- More than two fonts used (generally). It's a good rule of thumb to stick to one or two fonts for a cover in order to keep things simple and clean. Don't believe me? Check out the best sellers area of Barnes and Noble. Most covers use only one or two fonts.
- People, animals, objects are photoshopped and the lighting/color is not taken into account. This creates an uneven look to the cover.
- Placement of title and authors name*
- Balance of the cover. This goes to the overall feeling of the front cover, where the title/text/subtitle is, as well as the images featured.
- Colored text. This has to be done really well and make sense within the context of the title.
- Concept. I've found myself thinking: Ok, so why is there a HUGE face of a woman/man looming in the sky along with several other fading images spliced together on this one cover? If you are trying to convey your whole book in a series of images on the cover, I'd recommend not doing it.
- Shadowing of text. This, if done well, will set off the text perfectly, BUT if done wrong will be the only thing you see. Be wary of glowy highlighting around text that makes it look like it's got a neon sign around each letter. Also, dark black shadowing does not (usually) look professional.
- Paintings used as digital art. Ok, sometimes this can totally be done well and look amazing! I've seen it. But, it can also be done really poorly and must be treated with caution.
- Poor model choices. This one's so hard--especially if your budget is tight and you can't afford premium stock photos--but it's crucial that your models a) fit the descriptions of your novel b) don't look awkward. Come on, you know what I'm talking about ;-)
-Unprofessional. This is kind of a catchall for anything I forgot to mention. When you hold up the book next to a traditionally published novel, can you tell the difference? If so, that's a fail (in most cases).

*This one is a particular pet peeve of mine. Where the title and authors name is placed, their relative size, and their font is a big consideration to the overall continuity of the book.

Why you shouldn't trust yourself--probably.

I may be belaboring the point here, but far too many people  seem to have a misconception about what constitutes a good book cover. I see on Facebook or through Twitter where people post covers of their books and I cringe because they are doing a disservice to their book.

To be majorly honest here, most people cannot create their own book covers and do a good job of it. The obvious exceptions to this are people who are designers themselves (and even then, they should put in the research to make their book competitive within their market).

To be fair, you may have a fantastic idea for your book, but in order to bring that idea to life, your cover designer may need to change things in order for it to look visually appealing or to fit the market. Trust them.

Again, I'm not setting myself up to be some magical guru who knows everything about cover design. I will say I can typically spot a "good cover" over a bad one. Being a member of the Bookstagram community on Instagram, I also know how majorly important a good cover is to the success of a book on that social media platform. I can't tell you how many times I have people comment on my posts for the sole purpose of saying a cover is pretty/stunning/amazing etc. And you know what they usually say next? That they need to add it to their TBR pile or that they need to purchase it.

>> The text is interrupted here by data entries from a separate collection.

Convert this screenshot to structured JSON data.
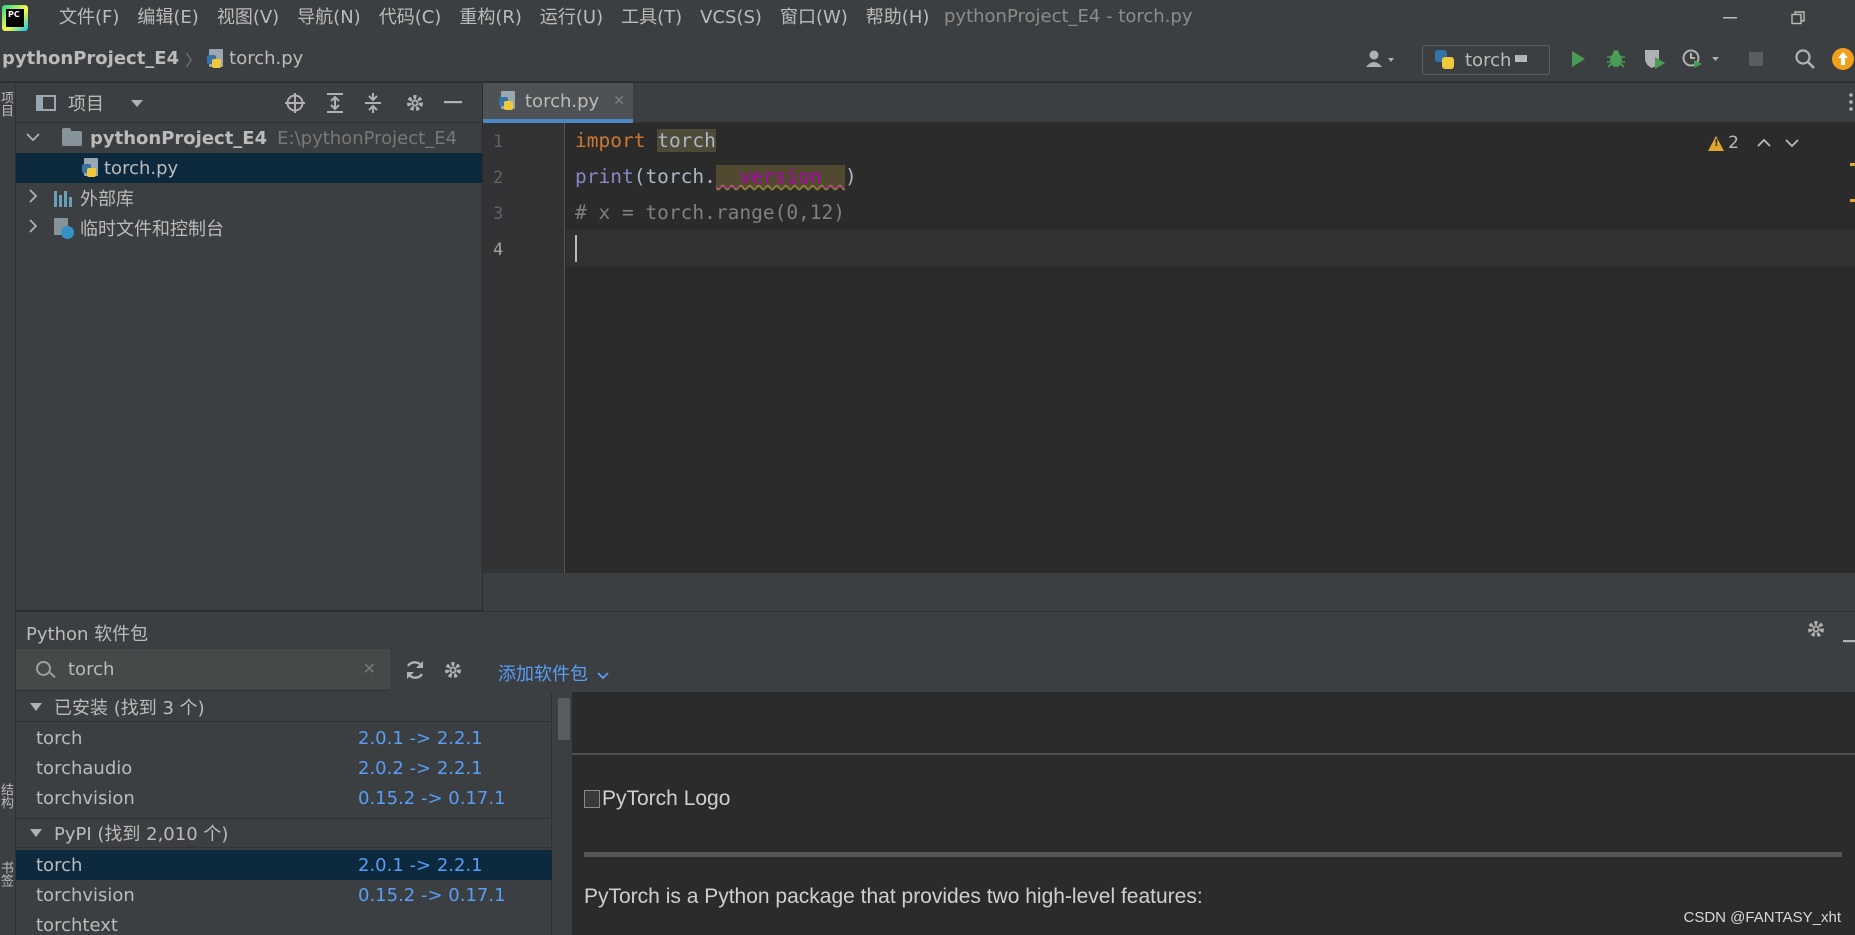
{
  "menubar": {
    "logo_text": "PC",
    "items": [
      "文件(F)",
      "编辑(E)",
      "视图(V)",
      "导航(N)",
      "代码(C)",
      "重构(R)",
      "运行(U)",
      "工具(T)",
      "VCS(S)",
      "窗口(W)",
      "帮助(H)"
    ],
    "window_title": "pythonProject_E4 - torch.py"
  },
  "navbar": {
    "project": "pythonProject_E4",
    "file": "torch.py",
    "run_config": "torch"
  },
  "left_strip": {
    "top_tab": "项目",
    "bottom_tab_1": "结构",
    "bottom_tab_2": "书签"
  },
  "project_panel": {
    "title": "项目",
    "root_name": "pythonProject_E4",
    "root_path": "E:\\pythonProject_E4",
    "file": "torch.py",
    "external_libs": "外部库",
    "scratches": "临时文件和控制台"
  },
  "editor": {
    "tab_name": "torch.py",
    "line_numbers": [
      "1",
      "2",
      "3",
      "4"
    ],
    "line1": {
      "kw": "import",
      "space": " ",
      "mod": "torch"
    },
    "line2": {
      "fn": "print",
      "open": "(torch.",
      "dunder": "__version__",
      "close": ")"
    },
    "line3": "# x = torch.range(0,12)",
    "warning_count": "2"
  },
  "packages": {
    "title": "Python 软件包",
    "search_value": "torch",
    "add_label": "添加软件包",
    "installed_group": "已安装 (找到 3 个)",
    "installed": [
      {
        "name": "torch",
        "version": "2.0.1 -> 2.2.1"
      },
      {
        "name": "torchaudio",
        "version": "2.0.2 -> 2.2.1"
      },
      {
        "name": "torchvision",
        "version": "0.15.2 -> 0.17.1"
      }
    ],
    "pypi_group": "PyPI (找到 2,010 个)",
    "pypi": [
      {
        "name": "torch",
        "version": "2.0.1 -> 2.2.1"
      },
      {
        "name": "torchvision",
        "version": "0.15.2 -> 0.17.1"
      },
      {
        "name": "torchtext",
        "version": ""
      }
    ],
    "detail_image_alt": "PyTorch Logo",
    "detail_text": "PyTorch is a Python package that provides two high-level features:"
  },
  "watermark": "CSDN @FANTASY_xht",
  "colors": {
    "accent": "#4a88c7",
    "link": "#589df6",
    "selection": "#0d293e",
    "keyword": "#cc7832",
    "warning": "#e0a92c",
    "run": "#499c54"
  }
}
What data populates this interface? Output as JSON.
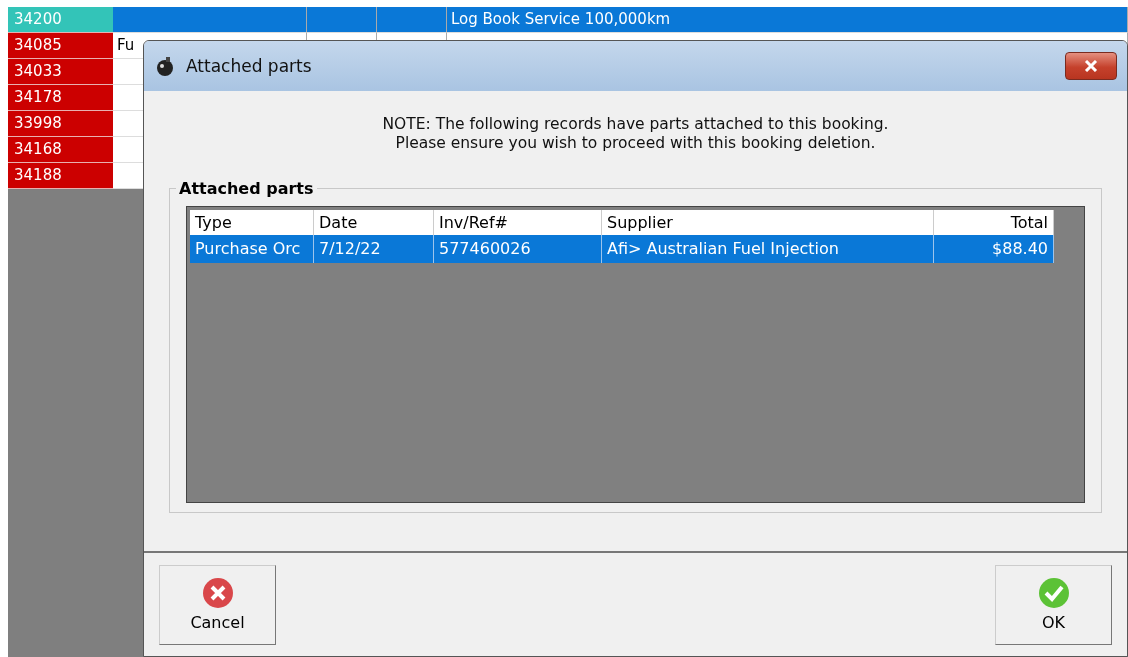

See a recorded talk I did on this very subject: Writer Chat Book Cover | Guest Talk

What do you think? Was I too harsh? Do you see what I see? Do you have a book cover pet peeve? I'd love to know in the comments below.